Using the records below, copy every line that holds the string "PAPE".

◆ Extracted data:
BEGIN
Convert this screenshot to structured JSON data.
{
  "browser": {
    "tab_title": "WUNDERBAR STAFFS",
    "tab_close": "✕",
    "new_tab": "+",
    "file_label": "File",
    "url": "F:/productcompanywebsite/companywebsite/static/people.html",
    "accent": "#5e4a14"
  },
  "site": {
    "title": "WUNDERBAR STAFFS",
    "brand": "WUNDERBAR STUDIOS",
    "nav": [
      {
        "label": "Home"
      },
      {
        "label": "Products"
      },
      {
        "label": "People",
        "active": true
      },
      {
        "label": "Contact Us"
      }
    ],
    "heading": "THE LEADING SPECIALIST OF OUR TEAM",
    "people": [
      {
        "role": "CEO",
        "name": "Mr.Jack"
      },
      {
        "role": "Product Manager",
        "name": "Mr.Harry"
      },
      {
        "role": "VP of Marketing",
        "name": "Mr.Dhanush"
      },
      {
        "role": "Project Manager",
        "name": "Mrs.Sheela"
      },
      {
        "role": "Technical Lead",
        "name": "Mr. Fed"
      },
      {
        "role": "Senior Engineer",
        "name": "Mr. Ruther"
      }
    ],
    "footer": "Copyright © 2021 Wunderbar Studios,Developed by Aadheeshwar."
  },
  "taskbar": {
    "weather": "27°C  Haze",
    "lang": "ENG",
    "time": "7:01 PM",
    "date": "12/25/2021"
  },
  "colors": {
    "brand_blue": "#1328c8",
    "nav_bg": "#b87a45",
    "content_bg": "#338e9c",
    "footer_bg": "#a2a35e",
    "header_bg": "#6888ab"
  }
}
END
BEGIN
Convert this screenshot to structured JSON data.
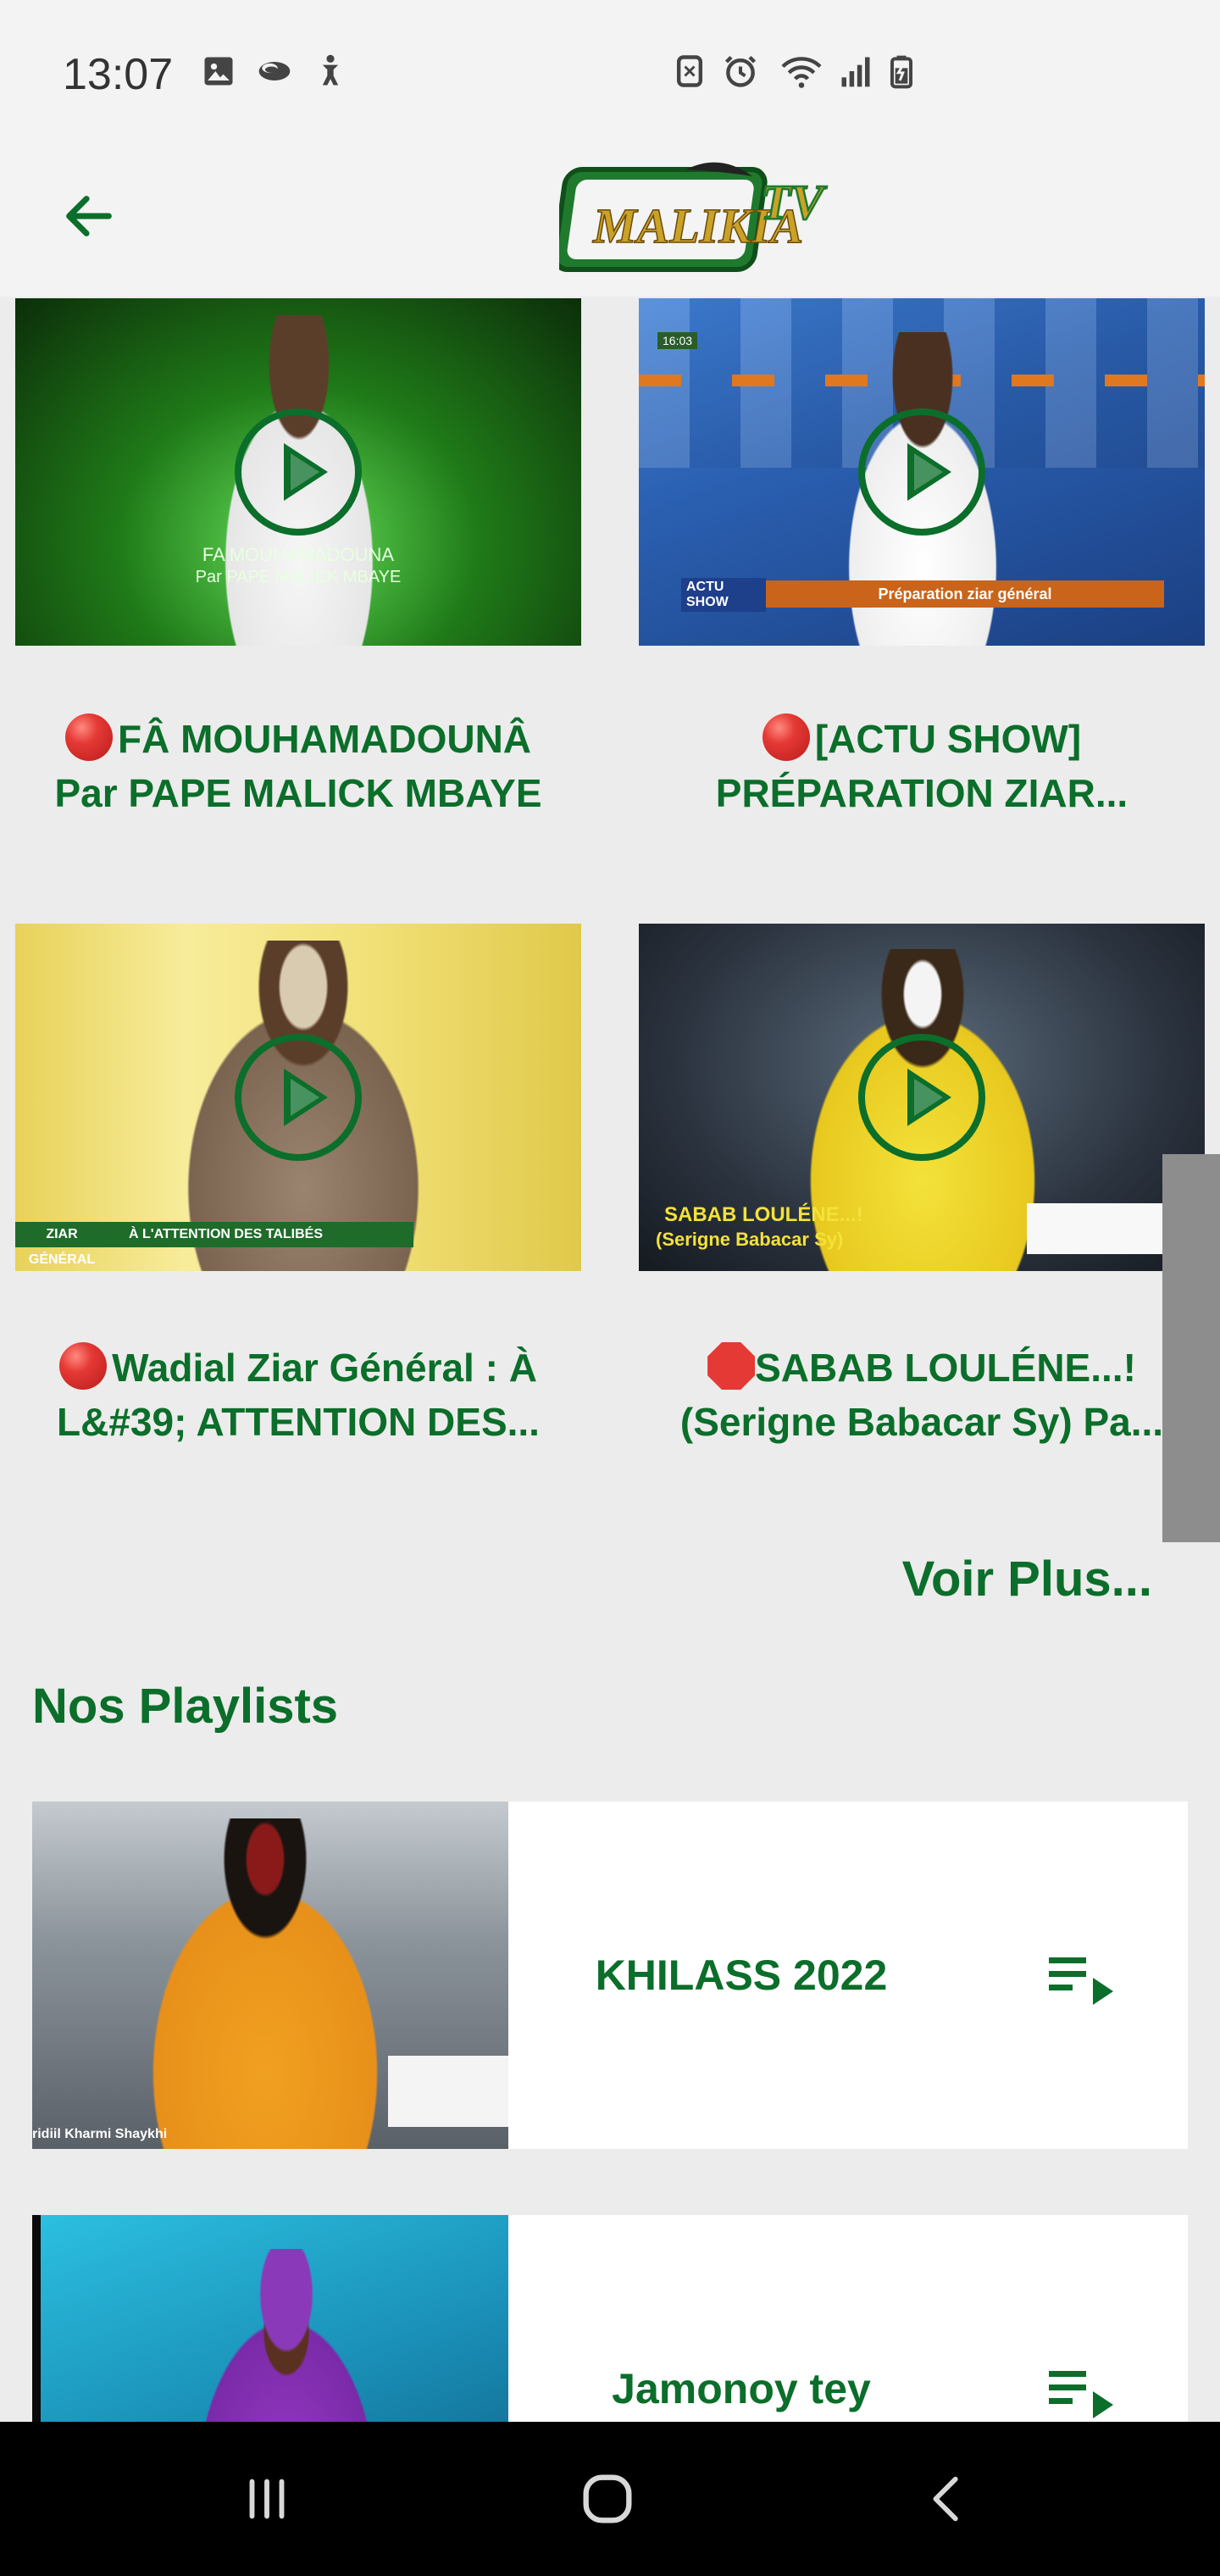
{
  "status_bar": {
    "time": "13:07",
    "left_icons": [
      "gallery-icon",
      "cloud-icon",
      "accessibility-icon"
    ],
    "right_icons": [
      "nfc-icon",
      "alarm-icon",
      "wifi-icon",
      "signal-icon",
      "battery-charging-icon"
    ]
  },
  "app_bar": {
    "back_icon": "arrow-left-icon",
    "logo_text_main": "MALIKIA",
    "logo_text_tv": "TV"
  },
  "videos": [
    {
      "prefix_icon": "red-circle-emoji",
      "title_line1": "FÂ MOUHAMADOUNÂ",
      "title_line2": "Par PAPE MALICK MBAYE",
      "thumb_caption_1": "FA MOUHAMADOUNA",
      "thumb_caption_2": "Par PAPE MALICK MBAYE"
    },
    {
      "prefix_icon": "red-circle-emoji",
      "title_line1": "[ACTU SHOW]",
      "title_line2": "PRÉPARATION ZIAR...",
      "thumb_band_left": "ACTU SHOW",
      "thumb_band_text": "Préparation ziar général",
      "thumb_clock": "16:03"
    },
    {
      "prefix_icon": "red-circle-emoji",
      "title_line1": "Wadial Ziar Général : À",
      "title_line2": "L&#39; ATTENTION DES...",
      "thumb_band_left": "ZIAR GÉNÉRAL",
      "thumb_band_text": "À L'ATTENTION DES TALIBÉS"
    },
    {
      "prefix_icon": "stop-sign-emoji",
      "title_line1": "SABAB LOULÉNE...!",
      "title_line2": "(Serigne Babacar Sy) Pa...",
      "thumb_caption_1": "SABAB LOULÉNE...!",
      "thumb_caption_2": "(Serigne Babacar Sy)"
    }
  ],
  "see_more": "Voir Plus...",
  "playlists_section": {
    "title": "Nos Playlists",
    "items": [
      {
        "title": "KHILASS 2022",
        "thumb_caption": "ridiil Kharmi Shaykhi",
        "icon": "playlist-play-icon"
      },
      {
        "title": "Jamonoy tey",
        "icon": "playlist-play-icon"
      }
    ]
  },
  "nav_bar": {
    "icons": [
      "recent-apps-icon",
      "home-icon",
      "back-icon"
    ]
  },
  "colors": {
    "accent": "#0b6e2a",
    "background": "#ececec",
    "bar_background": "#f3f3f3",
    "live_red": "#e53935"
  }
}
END
◆ Problem solution:
      "title_line2": "Par PAPE MALICK MBAYE",
      "thumb_caption_2": "Par PAPE MALICK MBAYE"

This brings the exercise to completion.